Interface dataset entries:
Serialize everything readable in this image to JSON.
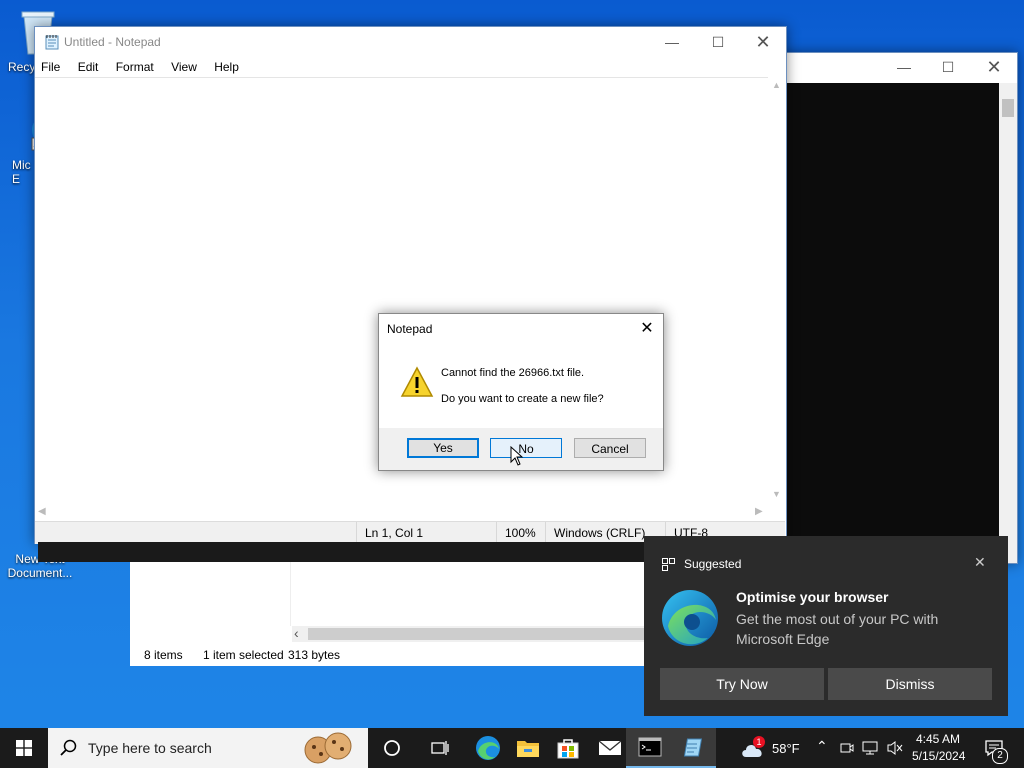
{
  "desktop": {
    "icons": [
      {
        "label": "Recy"
      },
      {
        "label": "Mic\nE"
      },
      {
        "label": "New Text\nDocument..."
      }
    ]
  },
  "explorer": {
    "status_items": "8 items",
    "status_selected": "1 item selected",
    "status_size": "313 bytes",
    "scroll_left": "‹"
  },
  "notepad": {
    "title": "Untitled - Notepad",
    "menu": [
      "File",
      "Edit",
      "Format",
      "View",
      "Help"
    ],
    "status": {
      "position": "Ln 1, Col 1",
      "zoom": "100%",
      "line_ending": "Windows (CRLF)",
      "encoding": "UTF-8"
    }
  },
  "dialog": {
    "title": "Notepad",
    "message_line1": "Cannot find the 26966.txt file.",
    "message_line2": "Do you want to create a new file?",
    "yes_label": "Yes",
    "no_label": "No",
    "cancel_label": "Cancel"
  },
  "toast": {
    "header": "Suggested",
    "heading": "Optimise your browser",
    "body": "Get the most out of your PC with Microsoft Edge",
    "try_label": "Try Now",
    "dismiss_label": "Dismiss"
  },
  "taskbar": {
    "search_placeholder": "Type here to search",
    "weather_temp": "58°F",
    "weather_badge": "1",
    "time": "4:45 AM",
    "date": "5/15/2024",
    "notification_count": "2"
  },
  "colors": {
    "accent": "#0078d7",
    "taskbar_bg": "#1b1b1b",
    "toast_bg": "#2b2b2b"
  }
}
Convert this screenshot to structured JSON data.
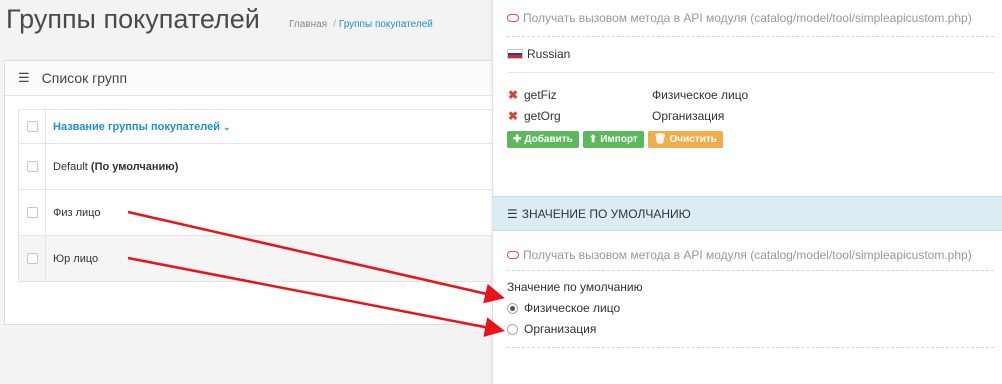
{
  "page": {
    "title": "Группы покупателей",
    "breadcrumb": {
      "home": "Главная",
      "separator": "/",
      "current": "Группы покупателей"
    }
  },
  "panel": {
    "header_icon": "list-icon",
    "header": "Список групп"
  },
  "table": {
    "column_header": "Название группы покупателей",
    "sort_icon": "chevron-down-icon",
    "rows": [
      {
        "name": "Default ",
        "suffix": "(По умолчанию)"
      },
      {
        "name": "Физ лицо",
        "suffix": ""
      },
      {
        "name": "Юр лицо",
        "suffix": ""
      }
    ]
  },
  "popup": {
    "api_note": "Получать вызовом метода в API модуля (catalog/model/tool/simpleapicustom.php)",
    "language": "Russian",
    "items": [
      {
        "key": "getFiz",
        "value": "Физическое лицо"
      },
      {
        "key": "getOrg",
        "value": "Организация"
      }
    ],
    "buttons": {
      "add": "Добавить",
      "import": "Импорт",
      "clear": "Очистить"
    },
    "default_section": {
      "title": "ЗНАЧЕНИЕ ПО УМОЛЧАНИЮ",
      "api_note": "Получать вызовом метода в API модуля (catalog/model/tool/simpleapicustom.php)",
      "label": "Значение по умолчанию",
      "options": [
        {
          "label": "Физическое лицо",
          "checked": true
        },
        {
          "label": "Организация",
          "checked": false
        }
      ]
    }
  },
  "colors": {
    "link": "#1e91cf",
    "btn_add": "#5cb85c",
    "btn_import": "#5cb85c",
    "btn_clear": "#f0ad4e",
    "arrow": "#e8141a",
    "section_bg": "#dcecf5"
  }
}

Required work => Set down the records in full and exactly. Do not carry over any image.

Reply =>
Serialize everything readable in this image to JSON.
{
  "desktop": {
    "icons": [
      {
        "label": "Recy"
      },
      {
        "label": "Mic\nE"
      },
      {
        "label": "New Text\nDocument..."
      }
    ]
  },
  "explorer": {
    "status_items": "8 items",
    "status_selected": "1 item selected",
    "status_size": "313 bytes",
    "scroll_left": "‹"
  },
  "notepad": {
    "title": "Untitled - Notepad",
    "menu": [
      "File",
      "Edit",
      "Format",
      "View",
      "Help"
    ],
    "status": {
      "position": "Ln 1, Col 1",
      "zoom": "100%",
      "line_ending": "Windows (CRLF)",
      "encoding": "UTF-8"
    }
  },
  "dialog": {
    "title": "Notepad",
    "message_line1": "Cannot find the 26966.txt file.",
    "message_line2": "Do you want to create a new file?",
    "yes_label": "Yes",
    "no_label": "No",
    "cancel_label": "Cancel"
  },
  "toast": {
    "header": "Suggested",
    "heading": "Optimise your browser",
    "body": "Get the most out of your PC with Microsoft Edge",
    "try_label": "Try Now",
    "dismiss_label": "Dismiss"
  },
  "taskbar": {
    "search_placeholder": "Type here to search",
    "weather_temp": "58°F",
    "weather_badge": "1",
    "time": "4:45 AM",
    "date": "5/15/2024",
    "notification_count": "2"
  },
  "colors": {
    "accent": "#0078d7",
    "taskbar_bg": "#1b1b1b",
    "toast_bg": "#2b2b2b"
  }
}
Convert this screenshot to structured JSON data.
{
  "page": {
    "title": "Группы покупателей",
    "breadcrumb": {
      "home": "Главная",
      "separator": "/",
      "current": "Группы покупателей"
    }
  },
  "panel": {
    "header_icon": "list-icon",
    "header": "Список групп"
  },
  "table": {
    "column_header": "Название группы покупателей",
    "sort_icon": "chevron-down-icon",
    "rows": [
      {
        "name": "Default ",
        "suffix": "(По умолчанию)"
      },
      {
        "name": "Физ лицо",
        "suffix": ""
      },
      {
        "name": "Юр лицо",
        "suffix": ""
      }
    ]
  },
  "popup": {
    "api_note": "Получать вызовом метода в API модуля (catalog/model/tool/simpleapicustom.php)",
    "language": "Russian",
    "items": [
      {
        "key": "getFiz",
        "value": "Физическое лицо"
      },
      {
        "key": "getOrg",
        "value": "Организация"
      }
    ],
    "buttons": {
      "add": "Добавить",
      "import": "Импорт",
      "clear": "Очистить"
    },
    "default_section": {
      "title": "ЗНАЧЕНИЕ ПО УМОЛЧАНИЮ",
      "api_note": "Получать вызовом метода в API модуля (catalog/model/tool/simpleapicustom.php)",
      "label": "Значение по умолчанию",
      "options": [
        {
          "label": "Физическое лицо",
          "checked": true
        },
        {
          "label": "Организация",
          "checked": false
        }
      ]
    }
  },
  "colors": {
    "link": "#1e91cf",
    "btn_add": "#5cb85c",
    "btn_import": "#5cb85c",
    "btn_clear": "#f0ad4e",
    "arrow": "#e8141a",
    "section_bg": "#dcecf5"
  }
}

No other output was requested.